TASK STATEMENT:
Please repeat the records exactly, keeping the pictures out.

Source data

——————————

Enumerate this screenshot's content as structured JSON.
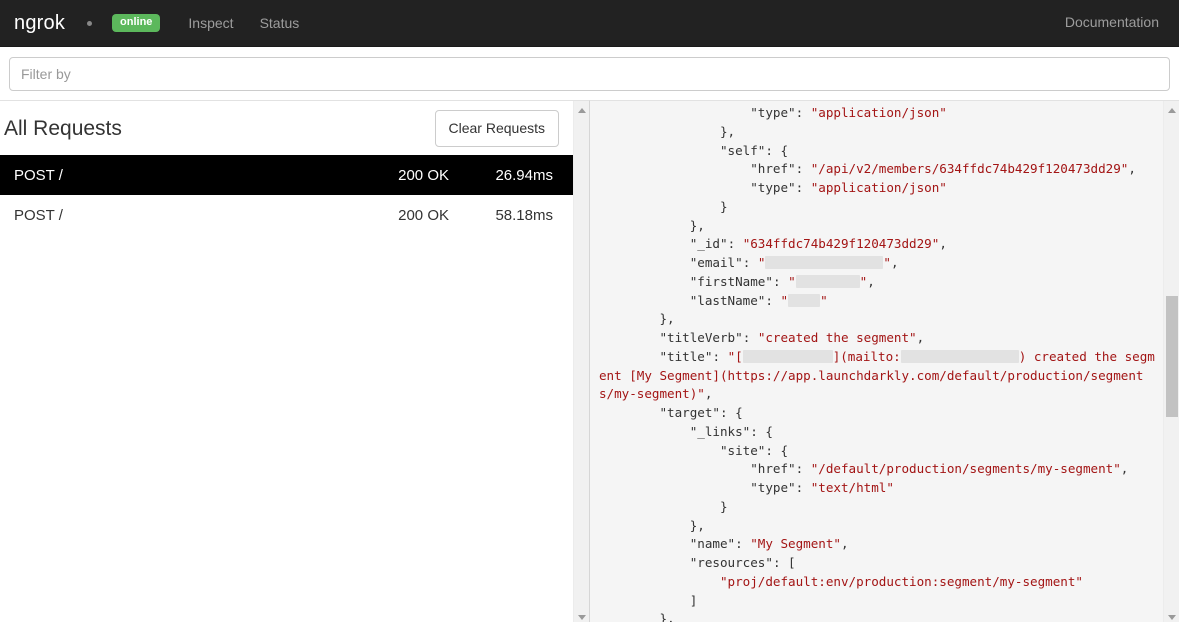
{
  "navbar": {
    "brand": "ngrok",
    "status_dot": "•",
    "online_badge": "online",
    "links": [
      {
        "label": "Inspect",
        "name": "nav-link-inspect"
      },
      {
        "label": "Status",
        "name": "nav-link-status"
      }
    ],
    "documentation": "Documentation"
  },
  "filter": {
    "placeholder": "Filter by",
    "value": ""
  },
  "requests_panel": {
    "title": "All Requests",
    "clear_button": "Clear Requests",
    "rows": [
      {
        "method": "POST /",
        "status": "200 OK",
        "duration": "26.94ms",
        "selected": true
      },
      {
        "method": "POST /",
        "status": "200 OK",
        "duration": "58.18ms",
        "selected": false
      }
    ]
  },
  "inspector": {
    "json_lines": [
      "                    \"type\": \"application/json\"",
      "                },",
      "                \"self\": {",
      "                    \"href\": \"/api/v2/members/634ffdc74b429f120473dd29\",",
      "                    \"type\": \"application/json\"",
      "                }",
      "            },",
      "            \"_id\": \"634ffdc74b429f120473dd29\",",
      "            \"email\": \"[redacted]\",",
      "            \"firstName\": \"[redacted]\",",
      "            \"lastName\": \"[redacted]\"",
      "        },",
      "        \"titleVerb\": \"created the segment\",",
      "        \"title\": \"[[redacted]](mailto:[redacted]) created the segment [My Segment](https://app.launchdarkly.com/default/production/segments/my-segment)\",",
      "        \"target\": {",
      "            \"_links\": {",
      "                \"site\": {",
      "                    \"href\": \"/default/production/segments/my-segment\",",
      "                    \"type\": \"text/html\"",
      "                }",
      "            },",
      "            \"name\": \"My Segment\",",
      "            \"resources\": [",
      "                \"proj/default:env/production:segment/my-segment\"",
      "            ]",
      "        },"
    ],
    "member_id": "634ffdc74b429f120473dd29",
    "member_href": "/api/v2/members/634ffdc74b429f120473dd29",
    "content_type": "application/json",
    "title_verb": "created the segment",
    "segment_name": "My Segment",
    "segment_site_href": "/default/production/segments/my-segment",
    "segment_site_type": "text/html",
    "segment_resource": "proj/default:env/production:segment/my-segment",
    "segment_url": "https://app.launchdarkly.com/default/production/segments/my-segment"
  },
  "colors": {
    "navbar_bg": "#222222",
    "online_green": "#5cb85c",
    "selected_row_bg": "#000000",
    "json_string": "#a31515",
    "panel_bg": "#f5f5f5"
  }
}
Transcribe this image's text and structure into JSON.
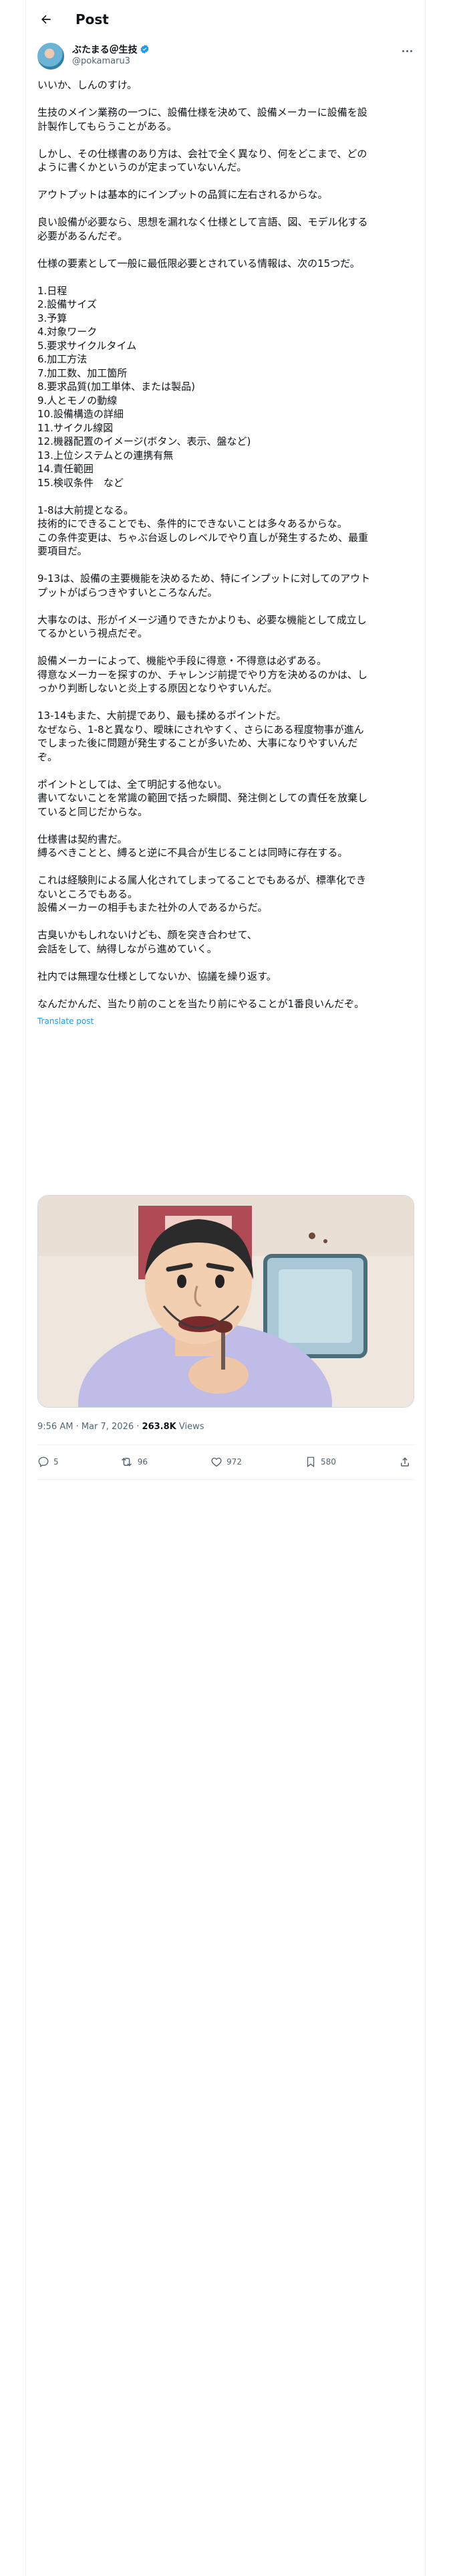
{
  "header": {
    "title": "Post"
  },
  "author": {
    "name": "ぶたまる＠生技",
    "handle": "@pokamaru3"
  },
  "tweet": {
    "lines": [
      "いいか、しんのすけ。",
      "",
      "生技のメイン業務の一つに、設備仕様を決めて、設備メーカーに設備を設",
      "計製作してもらうことがある。",
      "",
      "しかし、その仕様書のあり方は、会社で全く異なり、何をどこまで、どの",
      "ように書くかというのが定まっていないんだ。",
      "",
      "アウトプットは基本的にインプットの品質に左右されるからな。",
      "",
      "良い設備が必要なら、思想を漏れなく仕様として言語、図、モデル化する",
      "必要があるんだぞ。",
      "",
      "仕様の要素として一般に最低限必要とされている情報は、次の15つだ。",
      "",
      "1.日程",
      "2.設備サイズ",
      "3.予算",
      "4.対象ワーク",
      "5.要求サイクルタイム",
      "6.加工方法",
      "7.加工数、加工箇所",
      "8.要求品質(加工単体、または製品)",
      "9.人とモノの動線",
      "10.設備構造の詳細",
      "11.サイクル線図",
      "12.機器配置のイメージ(ボタン、表示、盤など)",
      "13.上位システムとの連携有無",
      "14.責任範囲",
      "15.検収条件　など",
      "",
      "1-8は大前提となる。",
      "技術的にできることでも、条件的にできないことは多々あるからな。",
      "この条件変更は、ちゃぶ台返しのレベルでやり直しが発生するため、最重",
      "要項目だ。",
      "",
      "9-13は、設備の主要機能を決めるため、特にインプットに対してのアウト",
      "プットがばらつきやすいところなんだ。",
      "",
      "大事なのは、形がイメージ通りできたかよりも、必要な機能として成立し",
      "てるかという視点だぞ。",
      "",
      "設備メーカーによって、機能や手段に得意・不得意は必ずある。",
      "得意なメーカーを探すのか、チャレンジ前提でやり方を決めるのかは、し",
      "っかり判断しないと炎上する原因となりやすいんだ。",
      "",
      "13-14もまた、大前提であり、最も揉めるポイントだ。",
      "なぜなら、1-8と異なり、曖昧にされやすく、さらにある程度物事が進ん",
      "でしまった後に問題が発生することが多いため、大事になりやすいんだ",
      "ぞ。",
      "",
      "ポイントとしては、全て明記する他ない。",
      "書いてないことを常識の範囲で括った瞬間、発注側としての責任を放棄し",
      "ていると同じだからな。",
      "",
      "仕様書は契約書だ。",
      "縛るべきことと、縛ると逆に不具合が生じることは同時に存在する。",
      "",
      "これは経験則による属人化されてしまってることでもあるが、標準化でき",
      "ないところでもある。",
      "設備メーカーの相手もまた社外の人であるからだ。",
      "",
      "古臭いかもしれないけども、顔を突き合わせて、",
      "会話をして、納得しながら進めていく。",
      "",
      "社内では無理な仕様としてないか、協議を繰り返す。",
      "",
      "なんだかんだ、当たり前のことを当たり前にやることが1番良いんだぞ。"
    ],
    "translate_label": "Translate post",
    "meta": {
      "time": "9:56 AM · Mar 7, 2026",
      "separator": " · ",
      "views_count": "263.8K",
      "views_label": " Views"
    }
  },
  "actions": {
    "replies": "5",
    "reposts": "96",
    "likes": "972",
    "bookmarks": "580"
  },
  "colors": {
    "accent": "#1d9bf0",
    "muted": "#536471",
    "text": "#0f1419",
    "border": "#eff3f4"
  }
}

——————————

EXPECTED ANSWER:
Enumerate this screenshot's content as structured JSON.
{
  "navbar": {
    "brand": "ngrok",
    "status_dot": "•",
    "online_badge": "online",
    "links": [
      {
        "label": "Inspect",
        "name": "nav-link-inspect"
      },
      {
        "label": "Status",
        "name": "nav-link-status"
      }
    ],
    "documentation": "Documentation"
  },
  "filter": {
    "placeholder": "Filter by",
    "value": ""
  },
  "requests_panel": {
    "title": "All Requests",
    "clear_button": "Clear Requests",
    "rows": [
      {
        "method": "POST /",
        "status": "200 OK",
        "duration": "26.94ms",
        "selected": true
      },
      {
        "method": "POST /",
        "status": "200 OK",
        "duration": "58.18ms",
        "selected": false
      }
    ]
  },
  "inspector": {
    "json_lines": [
      "                    \"type\": \"application/json\"",
      "                },",
      "                \"self\": {",
      "                    \"href\": \"/api/v2/members/634ffdc74b429f120473dd29\",",
      "                    \"type\": \"application/json\"",
      "                }",
      "            },",
      "            \"_id\": \"634ffdc74b429f120473dd29\",",
      "            \"email\": \"[redacted]\",",
      "            \"firstName\": \"[redacted]\",",
      "            \"lastName\": \"[redacted]\"",
      "        },",
      "        \"titleVerb\": \"created the segment\",",
      "        \"title\": \"[[redacted]](mailto:[redacted]) created the segment [My Segment](https://app.launchdarkly.com/default/production/segments/my-segment)\",",
      "        \"target\": {",
      "            \"_links\": {",
      "                \"site\": {",
      "                    \"href\": \"/default/production/segments/my-segment\",",
      "                    \"type\": \"text/html\"",
      "                }",
      "            },",
      "            \"name\": \"My Segment\",",
      "            \"resources\": [",
      "                \"proj/default:env/production:segment/my-segment\"",
      "            ]",
      "        },"
    ],
    "member_id": "634ffdc74b429f120473dd29",
    "member_href": "/api/v2/members/634ffdc74b429f120473dd29",
    "content_type": "application/json",
    "title_verb": "created the segment",
    "segment_name": "My Segment",
    "segment_site_href": "/default/production/segments/my-segment",
    "segment_site_type": "text/html",
    "segment_resource": "proj/default:env/production:segment/my-segment",
    "segment_url": "https://app.launchdarkly.com/default/production/segments/my-segment"
  },
  "colors": {
    "navbar_bg": "#222222",
    "online_green": "#5cb85c",
    "selected_row_bg": "#000000",
    "json_string": "#a31515",
    "panel_bg": "#f5f5f5"
  }
}
Transcribe this image's text and structure into JSON.
{
  "header": {
    "title": "Post"
  },
  "author": {
    "name": "ぶたまる＠生技",
    "handle": "@pokamaru3"
  },
  "tweet": {
    "lines": [
      "いいか、しんのすけ。",
      "",
      "生技のメイン業務の一つに、設備仕様を決めて、設備メーカーに設備を設",
      "計製作してもらうことがある。",
      "",
      "しかし、その仕様書のあり方は、会社で全く異なり、何をどこまで、どの",
      "ように書くかというのが定まっていないんだ。",
      "",
      "アウトプットは基本的にインプットの品質に左右されるからな。",
      "",
      "良い設備が必要なら、思想を漏れなく仕様として言語、図、モデル化する",
      "必要があるんだぞ。",
      "",
      "仕様の要素として一般に最低限必要とされている情報は、次の15つだ。",
      "",
      "1.日程",
      "2.設備サイズ",
      "3.予算",
      "4.対象ワーク",
      "5.要求サイクルタイム",
      "6.加工方法",
      "7.加工数、加工箇所",
      "8.要求品質(加工単体、または製品)",
      "9.人とモノの動線",
      "10.設備構造の詳細",
      "11.サイクル線図",
      "12.機器配置のイメージ(ボタン、表示、盤など)",
      "13.上位システムとの連携有無",
      "14.責任範囲",
      "15.検収条件　など",
      "",
      "1-8は大前提となる。",
      "技術的にできることでも、条件的にできないことは多々あるからな。",
      "この条件変更は、ちゃぶ台返しのレベルでやり直しが発生するため、最重",
      "要項目だ。",
      "",
      "9-13は、設備の主要機能を決めるため、特にインプットに対してのアウト",
      "プットがばらつきやすいところなんだ。",
      "",
      "大事なのは、形がイメージ通りできたかよりも、必要な機能として成立し",
      "てるかという視点だぞ。",
      "",
      "設備メーカーによって、機能や手段に得意・不得意は必ずある。",
      "得意なメーカーを探すのか、チャレンジ前提でやり方を決めるのかは、し",
      "っかり判断しないと炎上する原因となりやすいんだ。",
      "",
      "13-14もまた、大前提であり、最も揉めるポイントだ。",
      "なぜなら、1-8と異なり、曖昧にされやすく、さらにある程度物事が進ん",
      "でしまった後に問題が発生することが多いため、大事になりやすいんだ",
      "ぞ。",
      "",
      "ポイントとしては、全て明記する他ない。",
      "書いてないことを常識の範囲で括った瞬間、発注側としての責任を放棄し",
      "ていると同じだからな。",
      "",
      "仕様書は契約書だ。",
      "縛るべきことと、縛ると逆に不具合が生じることは同時に存在する。",
      "",
      "これは経験則による属人化されてしまってることでもあるが、標準化でき",
      "ないところでもある。",
      "設備メーカーの相手もまた社外の人であるからだ。",
      "",
      "古臭いかもしれないけども、顔を突き合わせて、",
      "会話をして、納得しながら進めていく。",
      "",
      "社内では無理な仕様としてないか、協議を繰り返す。",
      "",
      "なんだかんだ、当たり前のことを当たり前にやることが1番良いんだぞ。"
    ],
    "translate_label": "Translate post",
    "meta": {
      "time": "9:56 AM · Mar 7, 2026",
      "separator": " · ",
      "views_count": "263.8K",
      "views_label": " Views"
    }
  },
  "actions": {
    "replies": "5",
    "reposts": "96",
    "likes": "972",
    "bookmarks": "580"
  },
  "colors": {
    "accent": "#1d9bf0",
    "muted": "#536471",
    "text": "#0f1419",
    "border": "#eff3f4"
  }
}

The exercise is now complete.